China has sent thousands of rescue workers to help search for survivors of deadly landslides that swept through a county in the northwest of the country.
More than 4,500 soldiers, firefighters and medical staff have been sent to Zhouqu in Gansu province, as well as helicopters and aircraft.
Chinese Premier Wen Jiabao has visited the county, where 127 people are known to have died.
Almost 1,300 other people are missing in the wake of Saturday's landslides.
The landslides were caused by torrential rain, state-run Xinhua news agency reported.
Zhouqu county, which is part of Gannan Tibetan Autonomous Prefecture, lies in a narrow valley cut by the Bailong river.
Water built up behind a landslide in the river, which then burst its banks, sending water, rocks and mud down several hillsides to residential areas below.
"There was thunder and huge rain, and then the landslides started coming down," a Zhouqu resident told Reuters news agency by telephone.
"That was about midnight, so some people must have been in their homes, asleep and didn't know what was happening."
The deluge flattened houses and tore several blocks of flats in half.
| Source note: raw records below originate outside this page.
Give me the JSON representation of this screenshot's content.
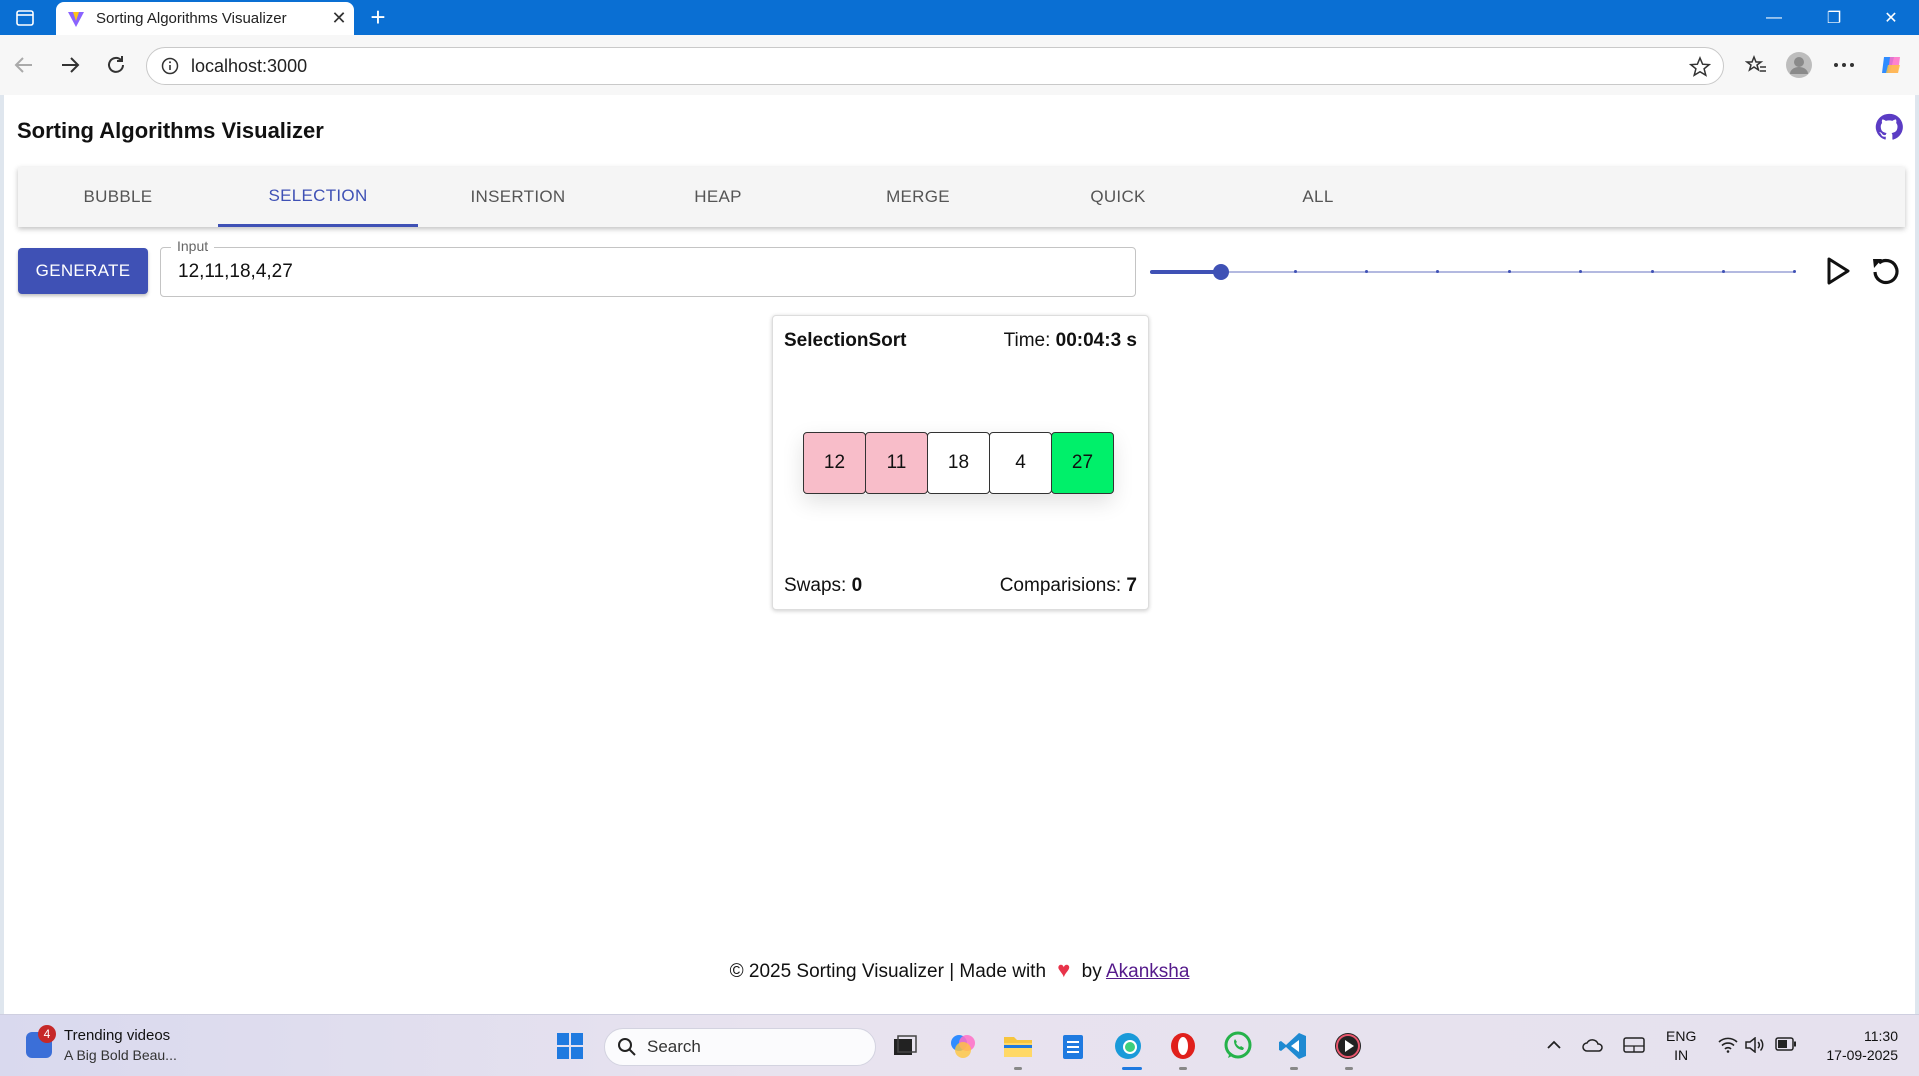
{
  "browser": {
    "tab_title": "Sorting Algorithms Visualizer",
    "url": "localhost:3000"
  },
  "app": {
    "title": "Sorting Algorithms Visualizer",
    "tabs": [
      {
        "label": "BUBBLE"
      },
      {
        "label": "SELECTION"
      },
      {
        "label": "INSERTION"
      },
      {
        "label": "HEAP"
      },
      {
        "label": "MERGE"
      },
      {
        "label": "QUICK"
      },
      {
        "label": "ALL"
      }
    ],
    "active_tab": "SELECTION",
    "generate_label": "GENERATE",
    "input_label": "Input",
    "input_value": "12,11,18,4,27",
    "speed_slider_value": 0.11,
    "accent_color": "#3f51b5"
  },
  "card": {
    "title": "SelectionSort",
    "time_label": "Time:",
    "time_value": "00:04:3 s",
    "cells": [
      {
        "value": "12",
        "color": "#f8bdc9"
      },
      {
        "value": "11",
        "color": "#f8bdc9"
      },
      {
        "value": "18",
        "color": "#ffffff"
      },
      {
        "value": "4",
        "color": "#ffffff"
      },
      {
        "value": "27",
        "color": "#00f06a"
      }
    ],
    "swaps_label": "Swaps:",
    "swaps_value": "0",
    "comparisons_label": "Comparisions:",
    "comparisons_value": "7"
  },
  "footer": {
    "text_before": "© 2025 Sorting Visualizer | Made with",
    "text_by": "by",
    "author": "Akanksha"
  },
  "taskbar": {
    "badge_count": "4",
    "widget_title": "Trending videos",
    "widget_subtitle": "A Big Bold Beau...",
    "search_placeholder": "Search",
    "lang_line1": "ENG",
    "lang_line2": "IN",
    "time": "11:30",
    "date": "17-09-2025"
  }
}
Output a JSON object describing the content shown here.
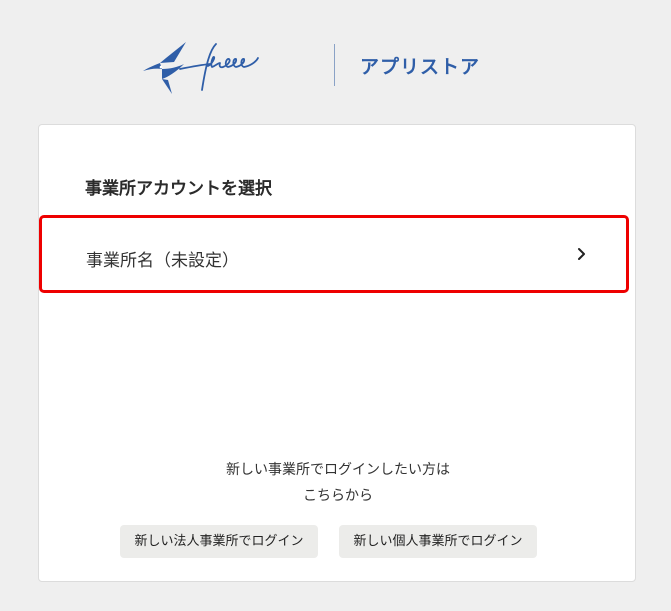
{
  "header": {
    "logo_text": "freee",
    "app_title": "アプリストア"
  },
  "card": {
    "title": "事業所アカウントを選択",
    "accounts": [
      {
        "label": "事業所名（未設定）"
      }
    ],
    "new_office_text_line1": "新しい事業所でログインしたい方は",
    "new_office_text_line2": "こちらから",
    "buttons": {
      "corporate_login": "新しい法人事業所でログイン",
      "individual_login": "新しい個人事業所でログイン"
    }
  },
  "colors": {
    "brand_blue": "#2f5ea8",
    "highlight_red": "#ee0000",
    "page_background": "#efefef",
    "button_background": "#ececea"
  },
  "icons": {
    "logo": "freee-swallow-logo",
    "account_arrow": "chevron-right-icon"
  }
}
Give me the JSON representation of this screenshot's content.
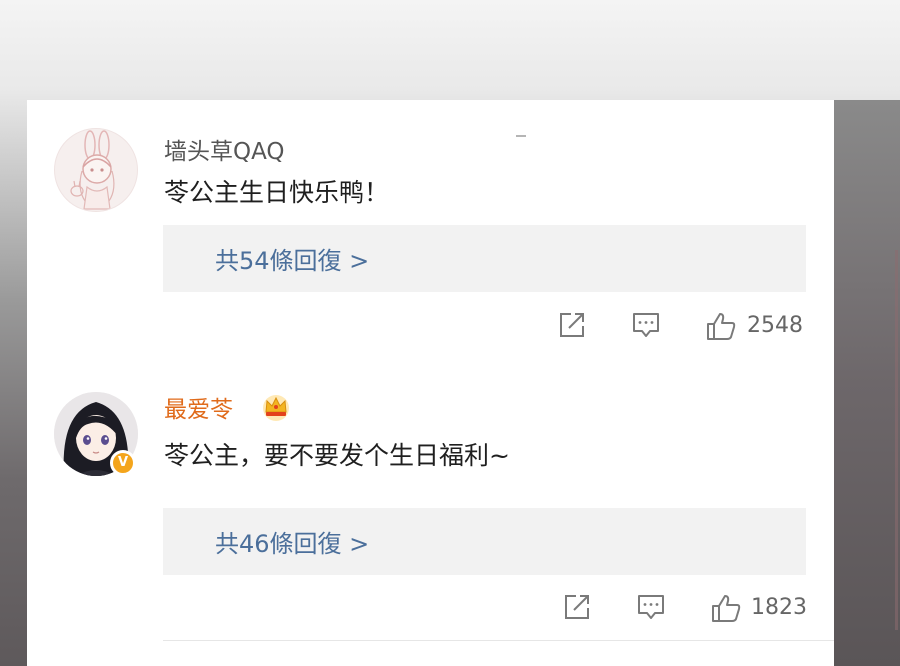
{
  "comments": [
    {
      "username": "墙头草QAQ",
      "text": "苓公主生日快乐鸭！",
      "replies_label": "共54條回復 >",
      "likes": "2548"
    },
    {
      "username": "最爱苓",
      "text": "苓公主，要不要发个生日福利~",
      "replies_label": "共46條回復 >",
      "likes": "1823",
      "verified_badge": "V"
    }
  ],
  "colors": {
    "username_vip": "#e06b1b",
    "reply_link": "#4b6f9b",
    "badge": "#f4a51c"
  },
  "icons": [
    "share-icon",
    "comment-icon",
    "thumbs-up-icon",
    "crown-icon"
  ]
}
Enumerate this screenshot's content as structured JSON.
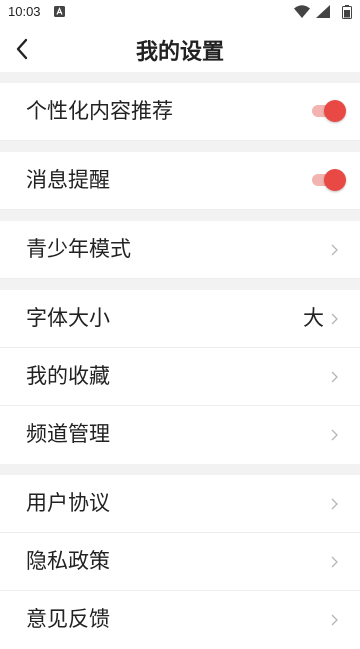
{
  "status_bar": {
    "time": "10:03"
  },
  "header": {
    "title": "我的设置"
  },
  "accent_color": "#e94944",
  "groups": [
    {
      "items": [
        {
          "label": "个性化内容推荐",
          "control": "toggle",
          "on": true
        }
      ]
    },
    {
      "items": [
        {
          "label": "消息提醒",
          "control": "toggle",
          "on": true
        }
      ]
    },
    {
      "items": [
        {
          "label": "青少年模式",
          "control": "chevron"
        }
      ]
    },
    {
      "items": [
        {
          "label": "字体大小",
          "control": "chevron",
          "value": "大"
        },
        {
          "label": "我的收藏",
          "control": "chevron"
        },
        {
          "label": "频道管理",
          "control": "chevron"
        }
      ]
    },
    {
      "items": [
        {
          "label": "用户协议",
          "control": "chevron"
        },
        {
          "label": "隐私政策",
          "control": "chevron"
        },
        {
          "label": "意见反馈",
          "control": "chevron"
        }
      ]
    }
  ]
}
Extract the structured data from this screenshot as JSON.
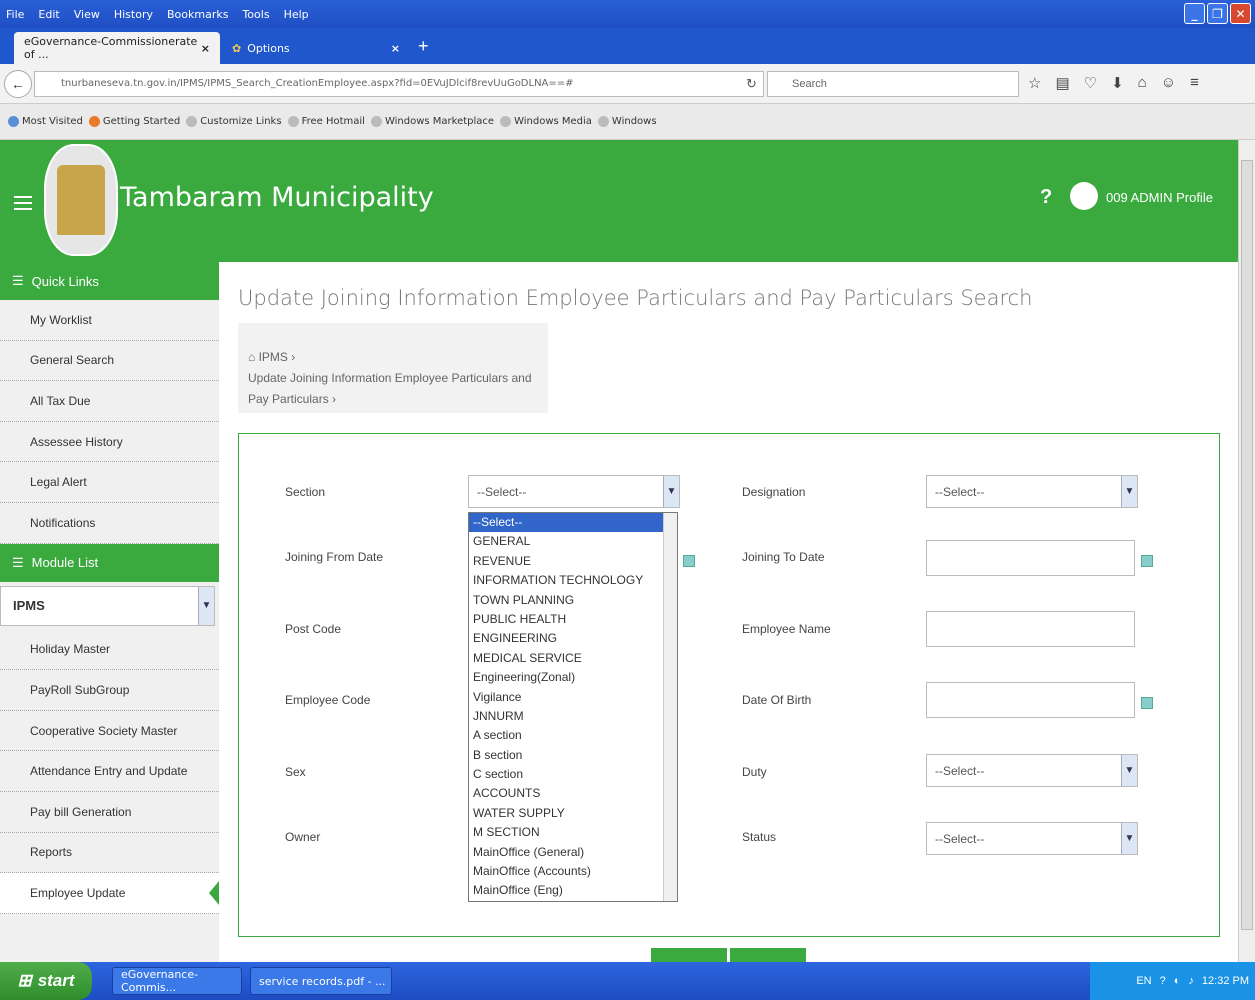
{
  "browser": {
    "menu": [
      "File",
      "Edit",
      "View",
      "History",
      "Bookmarks",
      "Tools",
      "Help"
    ],
    "tabs": [
      {
        "label": "eGovernance-Commissionerate of ..."
      },
      {
        "label": "Options"
      }
    ],
    "url": "tnurbaneseva.tn.gov.in/IPMS/IPMS_Search_CreationEmployee.aspx?fid=0EVuJDlcif8revUuGoDLNA==#",
    "search_placeholder": "Search",
    "bookmarks": [
      "Most Visited",
      "Getting Started",
      "Customize Links",
      "Free Hotmail",
      "Windows Marketplace",
      "Windows Media",
      "Windows"
    ]
  },
  "header": {
    "title": "Tambaram Municipality",
    "help": "?",
    "profile": "009 ADMIN Profile"
  },
  "sidebar": {
    "quick_links_label": "Quick Links",
    "quick_links": [
      "My Worklist",
      "General Search",
      "All Tax Due",
      "Assessee History",
      "Legal Alert",
      "Notifications"
    ],
    "module_list_label": "Module List",
    "module_selected": "IPMS",
    "modules": [
      "Holiday Master",
      "PayRoll SubGroup",
      "Cooperative Society Master",
      "Attendance Entry and Update",
      "Pay bill Generation",
      "Reports",
      "Employee Update"
    ]
  },
  "main": {
    "title": "Update Joining Information Employee Particulars and Pay Particulars Search",
    "breadcrumb_home": "IPMS",
    "breadcrumb_page": "Update Joining Information Employee Particulars and Pay Particulars"
  },
  "form": {
    "section_label": "Section",
    "section_value": "--Select--",
    "joining_from_label": "Joining From Date",
    "post_code_label": "Post Code",
    "employee_code_label": "Employee Code",
    "sex_label": "Sex",
    "owner_label": "Owner",
    "designation_label": "Designation",
    "designation_value": "--Select--",
    "joining_to_label": "Joining To Date",
    "employee_name_label": "Employee Name",
    "dob_label": "Date Of Birth",
    "duty_label": "Duty",
    "duty_value": "--Select--",
    "status_label": "Status",
    "status_value": "--Select--"
  },
  "section_options": [
    "--Select--",
    "GENERAL",
    "REVENUE",
    "INFORMATION TECHNOLOGY",
    "TOWN PLANNING",
    "PUBLIC HEALTH",
    "ENGINEERING",
    "MEDICAL SERVICE",
    "Engineering(Zonal)",
    "Vigilance",
    "JNNURM",
    "A section",
    "B section",
    "C section",
    "ACCOUNTS",
    "WATER SUPPLY",
    "M SECTION",
    "MainOffice (General)",
    "MainOffice (Accounts)",
    "MainOffice (Eng)"
  ],
  "taskbar": {
    "start": "start",
    "items": [
      "eGovernance-Commis...",
      "service records.pdf - ..."
    ],
    "lang": "EN",
    "time": "12:32 PM"
  }
}
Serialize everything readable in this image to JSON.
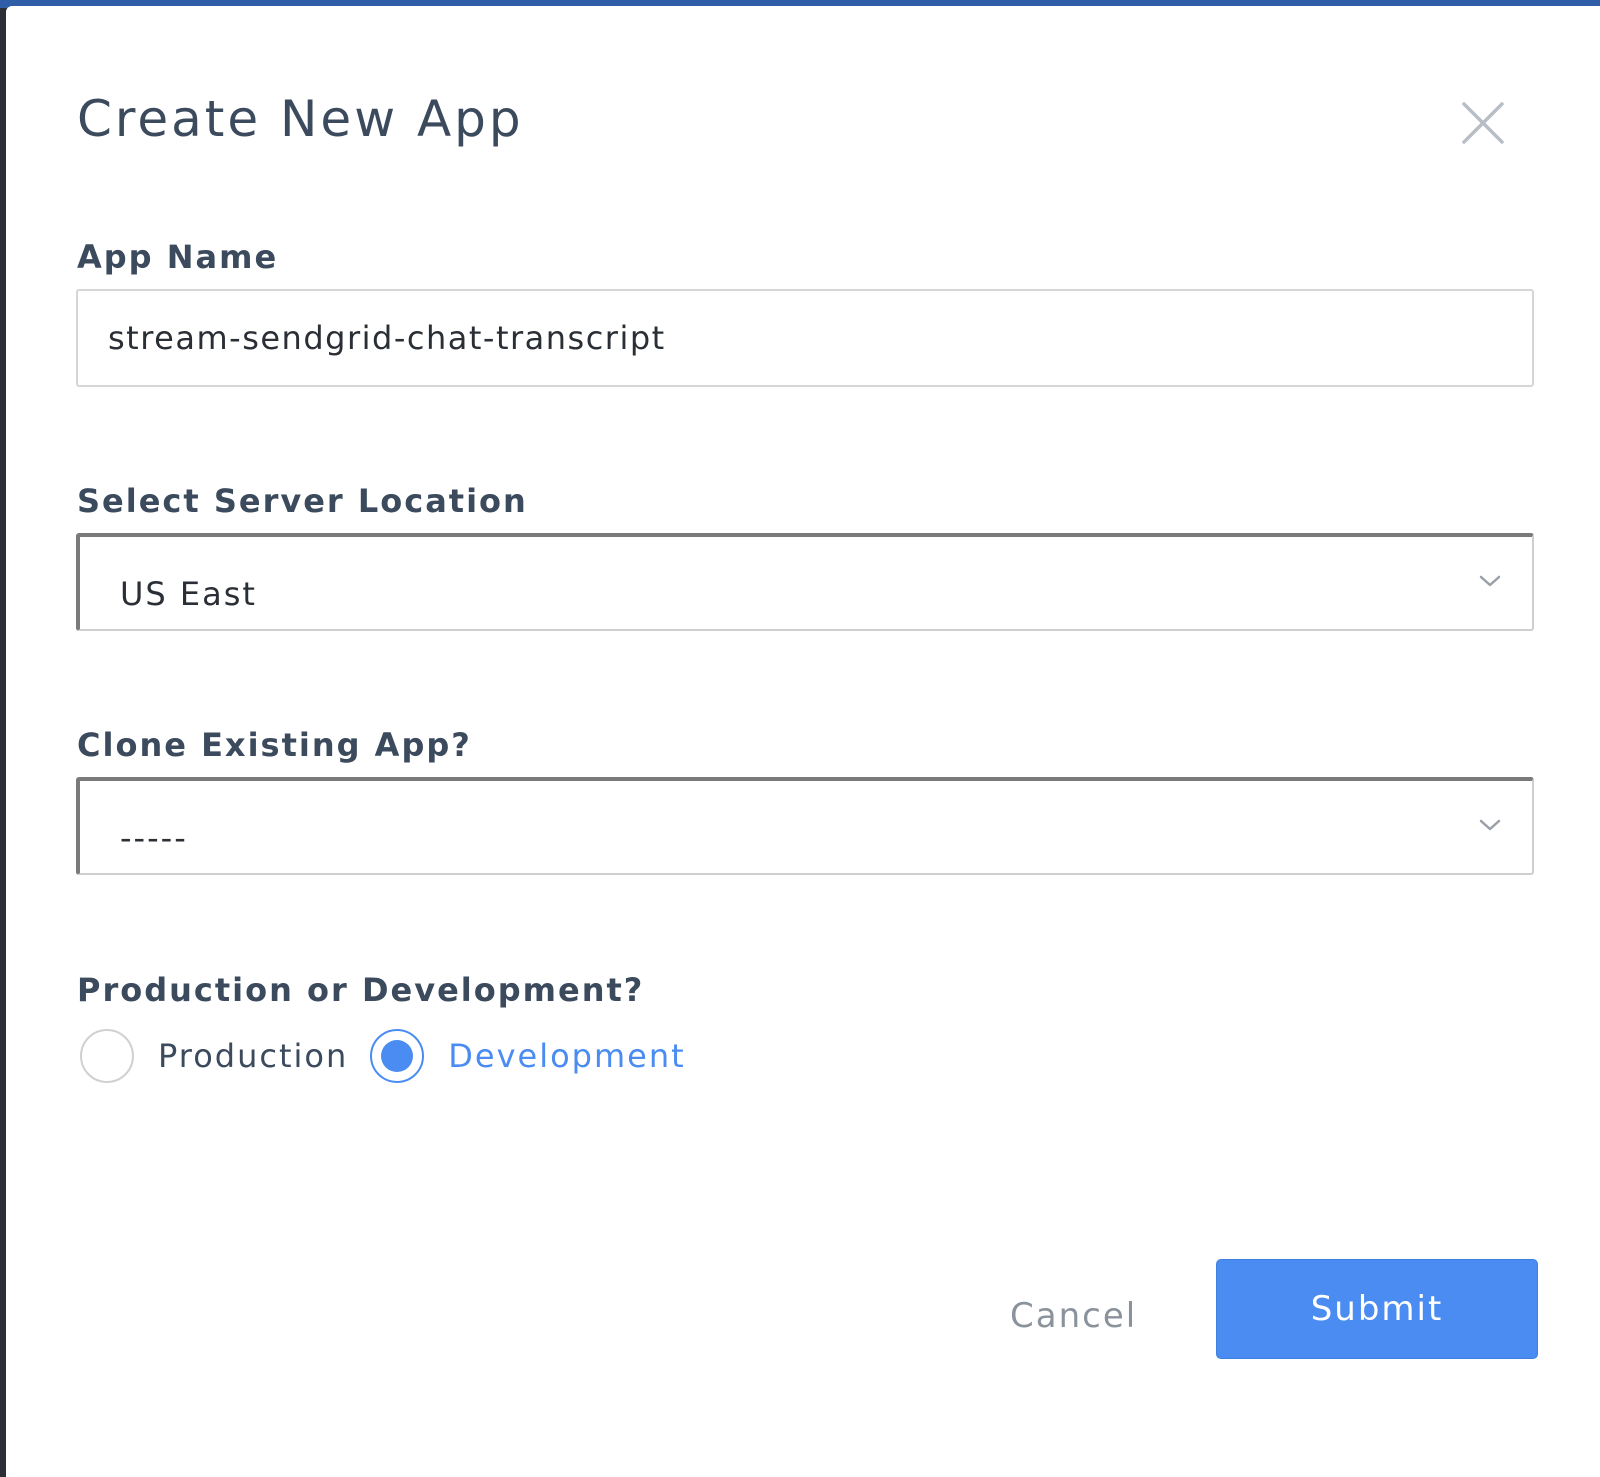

Images from the area showed streets filled with rocks and mud, overturned cars and buildings with several storeys still under water.
In one village alone, 300 homes had been buried, Xinhua said.
Mr Wen, who flew to the area, called for a swift search effort.
"For those who were buried under the debris, now it's the most crucial time to save their lives," Xinhua news agency quoted him as saying.
Troops with explosives were said to be flying in to tackle the blockage in the river, behind which a lake had built up.
But officials said the thick sludge blocking roads posed the biggest problem to rescue operations, because they could not bring heavy machinery in.
Forty-five thousand people are reported to have been evacuated from the region and almost 700 people rescued from affected areas.
But more rain is forecast for Wednesday and landslides were continuing, Chinese media reports said.